How can you test economic theories in practice? That is not easy. Probably the best way is to compare the level of prosperity in different countries that are more or less located in the same area (continent), but have made different choices when it comes to economics and politics. For this purpose, Europe is a good “laboratory”, also because there is a lot of data available. For example via the European Central Bank (ECB).
The graph below is based on data from the ECB. Shown is the level of prosperity in several European countries. Actually it compares the buying power of the people in different countries, related to the price level in that country. The graph is based on two dates: 2004, four years ahead of the credit crisis with the Euro slowly gaining the status of a second reserve currency. And 2015, seven years after the outbreak of the credit crisis.
Germany and the Netherlands
Within the Euro zone, Germany and the Netherlands are often seen as the strongest countries. What these countries have in common is a total tax burden of about 50% of their Gross Domestic Product (GDP). Both countries do have a relative good budgetary discipline when it comes to public spending. Although the national debt is increasing steadily, it is still not out of control. Politically seen, these countries are characterized by an all-encompassing welfare state, a constant increase of public spending and an extending regulatory system. In order to be able to finance this, the tax burden has roughly doubled the last 50 years. The principles of a free market are much more constrained than one should think at first glance.
The middle-ranking European countries
A country like Italy differs in particular from countries like Germany and the Netherlands by the way the public deficit is being financed. This is done by means of inflation (before these countries joined the Euro zone) or via financing the deficit by borrowing money on the capital markets. That this practice is very harmful for an economy is clearly visible in the graph.
Countries like Spain or France appear to be much more similar to Italy than to the North European countries. And Greece has, besides other problems, an even greater lack of discipline, when it comes to public spending.

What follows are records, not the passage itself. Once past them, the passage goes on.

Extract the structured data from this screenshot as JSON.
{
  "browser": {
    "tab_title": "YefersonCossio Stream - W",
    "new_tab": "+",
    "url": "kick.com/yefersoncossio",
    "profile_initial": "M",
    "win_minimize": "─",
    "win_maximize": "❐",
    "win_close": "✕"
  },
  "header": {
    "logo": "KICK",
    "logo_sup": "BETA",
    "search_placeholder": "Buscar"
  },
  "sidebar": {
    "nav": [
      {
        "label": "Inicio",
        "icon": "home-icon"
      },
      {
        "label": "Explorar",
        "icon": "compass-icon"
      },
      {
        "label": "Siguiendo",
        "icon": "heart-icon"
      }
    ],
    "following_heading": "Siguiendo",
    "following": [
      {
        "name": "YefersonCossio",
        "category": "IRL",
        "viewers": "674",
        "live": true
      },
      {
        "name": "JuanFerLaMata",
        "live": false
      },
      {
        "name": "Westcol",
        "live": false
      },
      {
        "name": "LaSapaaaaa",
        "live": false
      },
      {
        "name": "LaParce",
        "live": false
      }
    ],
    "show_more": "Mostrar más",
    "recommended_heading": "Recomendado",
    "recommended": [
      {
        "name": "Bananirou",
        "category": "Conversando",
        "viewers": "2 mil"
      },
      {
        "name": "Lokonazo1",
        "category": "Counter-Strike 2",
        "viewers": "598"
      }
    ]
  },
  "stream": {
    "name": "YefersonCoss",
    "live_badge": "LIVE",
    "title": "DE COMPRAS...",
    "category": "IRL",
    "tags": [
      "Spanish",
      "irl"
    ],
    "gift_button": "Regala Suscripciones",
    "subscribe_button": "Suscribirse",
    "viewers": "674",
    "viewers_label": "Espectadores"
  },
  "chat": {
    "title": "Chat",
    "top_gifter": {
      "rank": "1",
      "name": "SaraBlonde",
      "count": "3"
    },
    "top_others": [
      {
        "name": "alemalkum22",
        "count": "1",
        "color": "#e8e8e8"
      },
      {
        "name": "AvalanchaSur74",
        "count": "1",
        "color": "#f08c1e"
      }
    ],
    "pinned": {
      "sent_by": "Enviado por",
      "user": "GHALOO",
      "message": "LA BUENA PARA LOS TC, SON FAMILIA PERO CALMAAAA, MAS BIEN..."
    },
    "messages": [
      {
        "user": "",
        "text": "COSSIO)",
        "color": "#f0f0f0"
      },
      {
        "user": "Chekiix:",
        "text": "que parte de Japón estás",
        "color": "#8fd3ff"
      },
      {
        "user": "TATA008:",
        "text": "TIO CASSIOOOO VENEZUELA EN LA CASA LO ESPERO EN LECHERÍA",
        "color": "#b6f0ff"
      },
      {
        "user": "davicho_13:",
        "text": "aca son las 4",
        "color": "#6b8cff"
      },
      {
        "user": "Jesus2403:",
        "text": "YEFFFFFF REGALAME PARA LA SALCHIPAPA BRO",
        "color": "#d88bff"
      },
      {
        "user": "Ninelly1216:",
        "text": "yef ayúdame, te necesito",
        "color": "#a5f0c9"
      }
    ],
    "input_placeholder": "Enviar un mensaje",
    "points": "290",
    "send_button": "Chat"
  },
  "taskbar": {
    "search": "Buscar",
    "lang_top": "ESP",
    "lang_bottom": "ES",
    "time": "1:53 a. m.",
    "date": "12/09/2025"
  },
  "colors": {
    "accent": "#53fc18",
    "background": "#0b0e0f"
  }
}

There is one country in Europe where the principles of the free market are still respected to a large extent: Switzerland. And on top of that, public spending is based on a budget that is at least balanced. The total tax burden is roughly 33% of GDP. This is the case, because the voters have made different political choices over a long period of time. The positive effects on the level of prosperity are clearly visible in the graph. A free market and small government are obviously beneficial. Especially for the middle class and actually for everybody who is working. And working is what the Swiss do, because there are jobs. The rate of unemployment is already for decades between 2,5 and 3,5 percent. And for people who really can’t work, there is a good social security system.
Want to know more?
Do you want to know more about the level of prosperity in different European countries, the economical explanation for this and the political choices that can be made? And why this leads to such a difference in prosperity, as is so clearly visible in the graph? Then my book Economie, Politiek en de EUrocrisis (for now only available in the Dutch language) is certainly of interest for you. You can buy it here directly.